Entries must be copied exactly, with nothing left out.
===============
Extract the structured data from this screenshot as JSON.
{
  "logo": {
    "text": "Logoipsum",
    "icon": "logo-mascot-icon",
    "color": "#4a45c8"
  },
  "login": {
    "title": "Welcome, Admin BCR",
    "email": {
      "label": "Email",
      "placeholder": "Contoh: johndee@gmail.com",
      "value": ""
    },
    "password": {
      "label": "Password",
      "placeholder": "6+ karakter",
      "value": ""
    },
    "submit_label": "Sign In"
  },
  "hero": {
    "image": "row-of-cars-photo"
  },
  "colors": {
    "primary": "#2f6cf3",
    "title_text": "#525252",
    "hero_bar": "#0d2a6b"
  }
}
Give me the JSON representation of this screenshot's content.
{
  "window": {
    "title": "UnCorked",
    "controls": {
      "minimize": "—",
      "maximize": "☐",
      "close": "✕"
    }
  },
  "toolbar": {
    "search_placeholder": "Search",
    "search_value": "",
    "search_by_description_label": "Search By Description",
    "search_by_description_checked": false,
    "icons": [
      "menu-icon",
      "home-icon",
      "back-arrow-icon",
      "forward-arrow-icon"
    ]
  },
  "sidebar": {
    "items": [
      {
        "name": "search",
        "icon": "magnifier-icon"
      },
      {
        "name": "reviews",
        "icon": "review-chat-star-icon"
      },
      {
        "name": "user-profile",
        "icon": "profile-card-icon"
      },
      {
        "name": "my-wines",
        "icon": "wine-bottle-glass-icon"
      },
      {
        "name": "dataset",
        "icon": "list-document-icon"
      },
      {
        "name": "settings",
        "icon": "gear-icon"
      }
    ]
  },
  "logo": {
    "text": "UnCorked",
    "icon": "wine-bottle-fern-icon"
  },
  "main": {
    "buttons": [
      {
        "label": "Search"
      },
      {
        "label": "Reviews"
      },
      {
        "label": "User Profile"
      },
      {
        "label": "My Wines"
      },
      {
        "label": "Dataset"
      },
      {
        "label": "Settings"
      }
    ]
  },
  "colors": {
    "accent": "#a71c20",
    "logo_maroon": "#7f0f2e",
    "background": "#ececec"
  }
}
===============
> **Result of the exercise**
Extract the structured data from this screenshot as JSON.
{
  "logo": {
    "text": "Logoipsum",
    "icon": "logo-mascot-icon",
    "color": "#4a45c8"
  },
  "login": {
    "title": "Welcome, Admin BCR",
    "email": {
      "label": "Email",
      "placeholder": "Contoh: johndee@gmail.com",
      "value": ""
    },
    "password": {
      "label": "Password",
      "placeholder": "6+ karakter",
      "value": ""
    },
    "submit_label": "Sign In"
  },
  "hero": {
    "image": "row-of-cars-photo"
  },
  "colors": {
    "primary": "#2f6cf3",
    "title_text": "#525252",
    "hero_bar": "#0d2a6b"
  }
}
Give me the JSON representation of this screenshot's content.
{
  "window": {
    "title": "UnCorked",
    "controls": {
      "minimize": "—",
      "maximize": "☐",
      "close": "✕"
    }
  },
  "toolbar": {
    "search_placeholder": "Search",
    "search_value": "",
    "search_by_description_label": "Search By Description",
    "search_by_description_checked": false,
    "icons": [
      "menu-icon",
      "home-icon",
      "back-arrow-icon",
      "forward-arrow-icon"
    ]
  },
  "sidebar": {
    "items": [
      {
        "name": "search",
        "icon": "magnifier-icon"
      },
      {
        "name": "reviews",
        "icon": "review-chat-star-icon"
      },
      {
        "name": "user-profile",
        "icon": "profile-card-icon"
      },
      {
        "name": "my-wines",
        "icon": "wine-bottle-glass-icon"
      },
      {
        "name": "dataset",
        "icon": "list-document-icon"
      },
      {
        "name": "settings",
        "icon": "gear-icon"
      }
    ]
  },
  "logo": {
    "text": "UnCorked",
    "icon": "wine-bottle-fern-icon"
  },
  "main": {
    "buttons": [
      {
        "label": "Search"
      },
      {
        "label": "Reviews"
      },
      {
        "label": "User Profile"
      },
      {
        "label": "My Wines"
      },
      {
        "label": "Dataset"
      },
      {
        "label": "Settings"
      }
    ]
  },
  "colors": {
    "accent": "#a71c20",
    "logo_maroon": "#7f0f2e",
    "background": "#ececec"
  }
}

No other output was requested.